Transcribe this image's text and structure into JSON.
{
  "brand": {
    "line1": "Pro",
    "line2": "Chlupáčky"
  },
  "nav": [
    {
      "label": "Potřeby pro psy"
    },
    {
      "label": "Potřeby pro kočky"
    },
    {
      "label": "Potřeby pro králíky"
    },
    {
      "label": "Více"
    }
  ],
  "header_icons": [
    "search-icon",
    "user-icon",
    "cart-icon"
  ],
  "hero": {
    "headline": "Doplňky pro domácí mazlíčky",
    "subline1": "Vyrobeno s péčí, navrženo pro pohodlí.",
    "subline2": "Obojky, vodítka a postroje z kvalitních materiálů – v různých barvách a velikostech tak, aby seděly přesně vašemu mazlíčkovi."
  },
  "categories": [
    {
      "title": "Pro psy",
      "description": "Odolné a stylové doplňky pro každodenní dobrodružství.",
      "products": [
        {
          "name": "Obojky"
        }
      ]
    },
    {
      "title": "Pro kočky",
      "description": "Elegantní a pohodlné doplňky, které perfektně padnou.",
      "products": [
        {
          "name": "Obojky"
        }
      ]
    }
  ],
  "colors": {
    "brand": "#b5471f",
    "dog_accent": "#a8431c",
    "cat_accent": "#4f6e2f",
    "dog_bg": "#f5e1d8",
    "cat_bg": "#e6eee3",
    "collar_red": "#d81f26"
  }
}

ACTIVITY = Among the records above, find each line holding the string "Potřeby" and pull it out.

WRITTEN SOLUTION =
      "label": "Potřeby pro psy"
      "label": "Potřeby pro kočky"
      "label": "Potřeby pro králíky"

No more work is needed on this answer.